A girlish 30-year-old who could easily be mistaken for a teenager, MM Yu’s deceptively youthful demeanor belies a prolific creative output expressed in her preferred media of photography and painting—though she rarely combines the two. In her painting, MM likes to experiment with a half-planned, half-random process of dripping paint onto canvas in lines or blobs that melt into an amalgam of color. With her camera, her artful eye somehow picks out the ironic, the striking, or simply the unexpectedly beautiful in the streets around us: an estero filled with muck becomes a glittering pathway in the inner city; a slashed, distressed couch is transformed into a block of swirling color set against a drab, grey wall; a dead cat, mouth in a rictus, appears all the more horrifying in that its eyes, fallen out of their sockets, glitter eerily. She often assembles these images, juxtaposed for effect, into photo books titled according to theme. The Photo Book of Bawal Umihi, for example, contains images of this ubiquitous signage that can be hilarious and off-putting at the same time. Yu was an Ateneo Art Awardee in 2007 for her semi-autobiographical exhibition, Thoughts Collected, Recollected, in which she arranged her individually-themed photo books of varying sizes on a long wooden shelf, inviting viewers to leaf through them.
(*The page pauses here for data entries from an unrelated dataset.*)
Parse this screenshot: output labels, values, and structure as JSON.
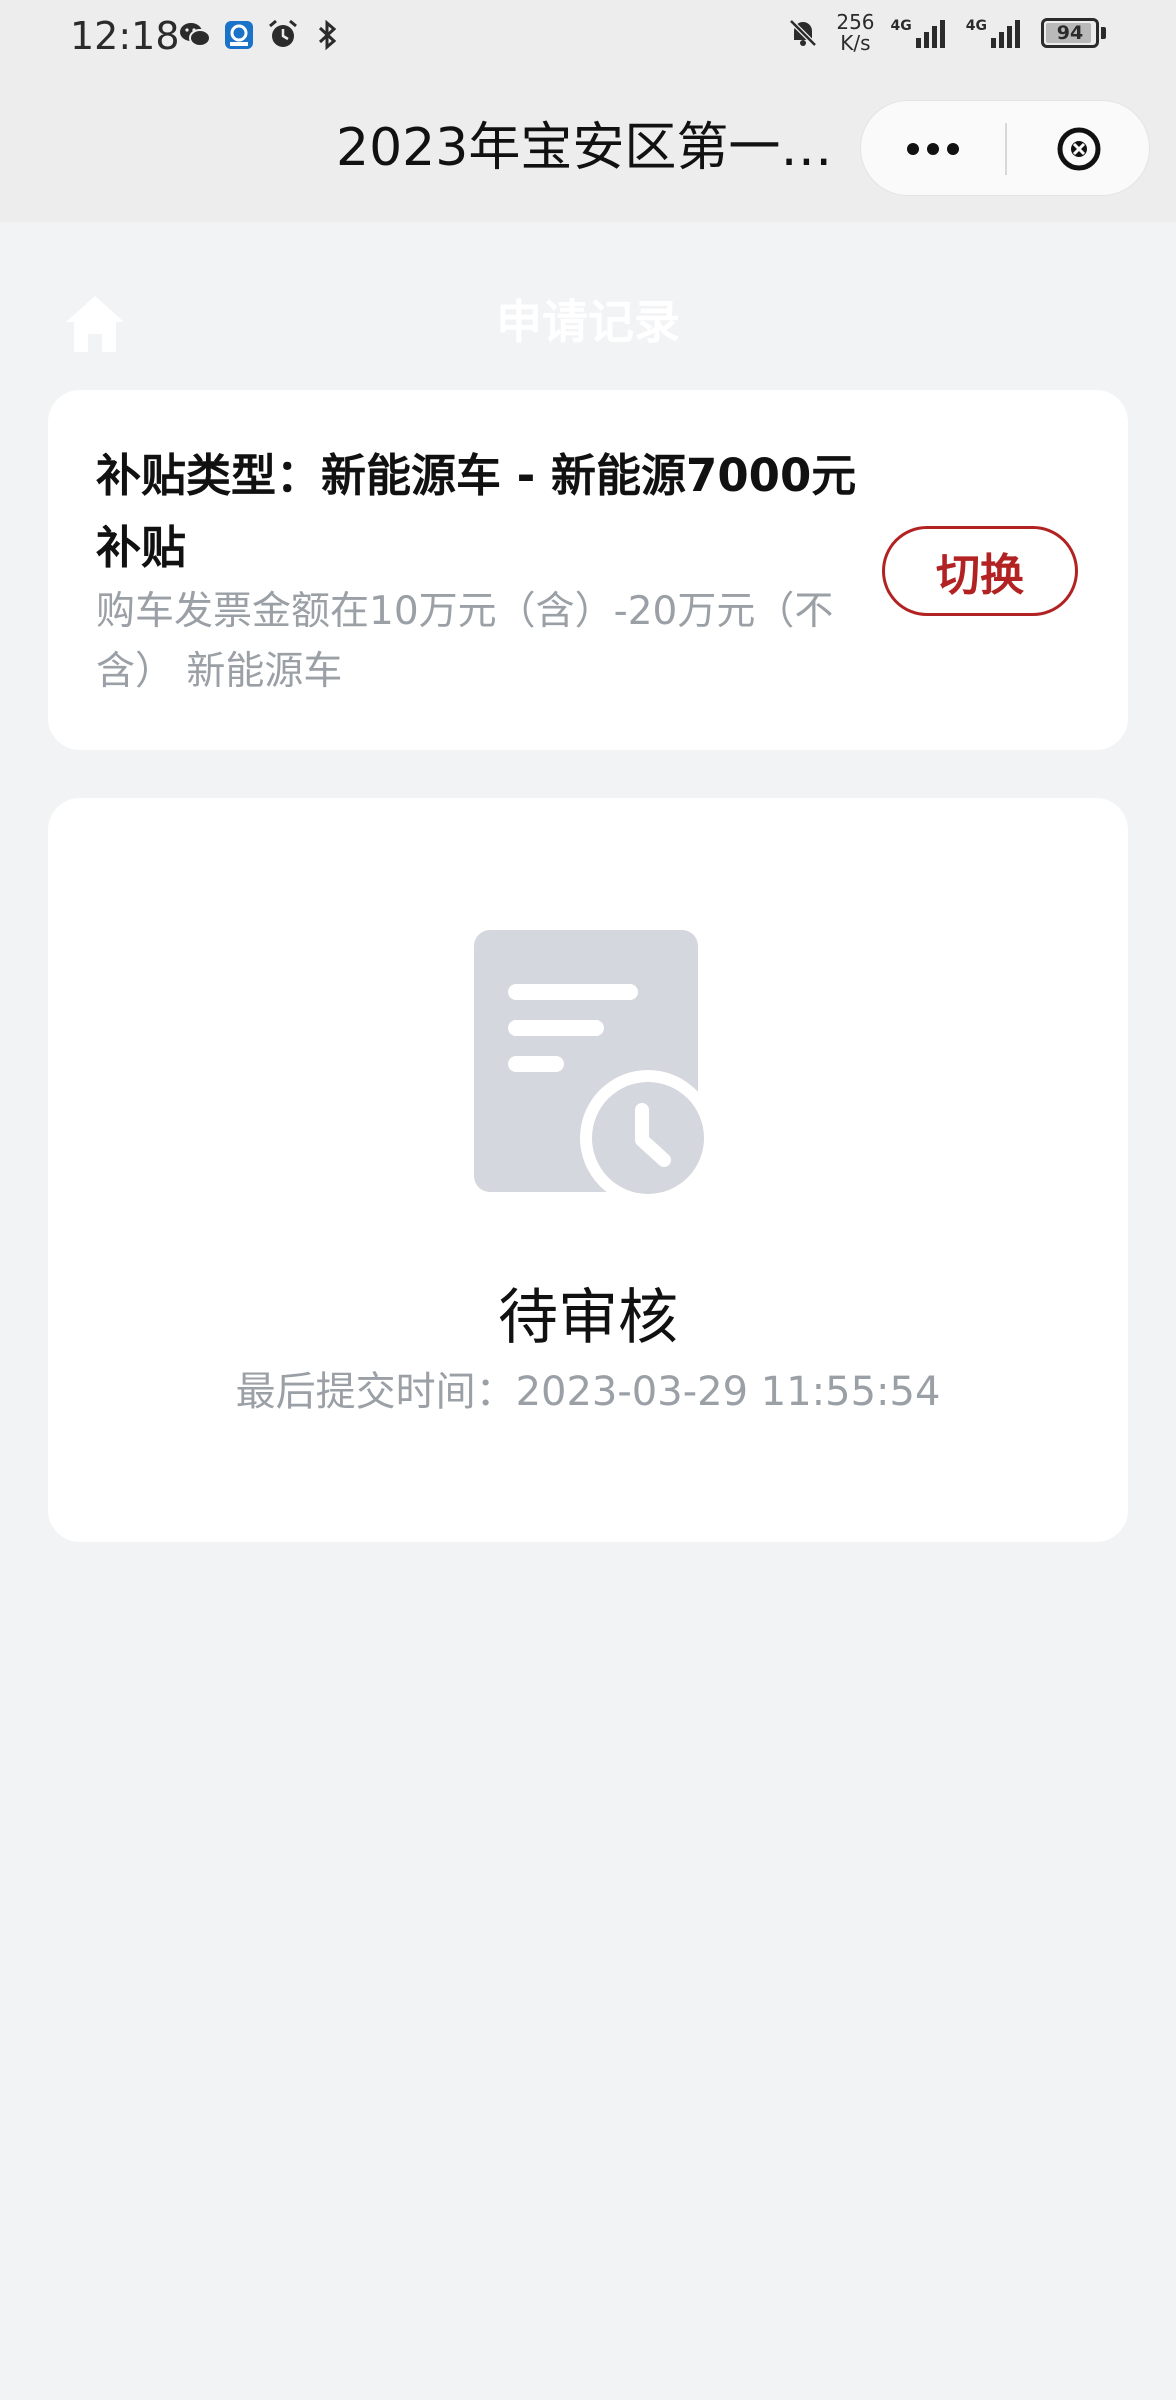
{
  "status_bar": {
    "time": "12:18",
    "net_speed_value": "256",
    "net_speed_unit": "K/s",
    "signal1_label": "4G",
    "signal2_label": "4G",
    "battery": "94",
    "battery_level": 0.94
  },
  "title_bar": {
    "title": "2023年宝安区第一…"
  },
  "header": {
    "page_title": "申请记录"
  },
  "subsidy_card": {
    "title": "补贴类型：新能源车 - 新能源7000元补贴",
    "description": "购车发票金额在10万元（含）-20万元（不含） 新能源车",
    "switch_label": "切换"
  },
  "status_card": {
    "status": "待审核",
    "submit_time": "最后提交时间：2023-03-29 11:55:54"
  },
  "colors": {
    "accent": "#b22222",
    "background": "#f2f3f5",
    "illustration": "#d5d7de"
  }
}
In both her photography and her painting, one senses a love of color, a sense of irony, and, above all, an uncanny eye for the accidental artistry present in everyday life.
By Lisa Ongpin-Periquet
Lives and works in Manila, The Philippines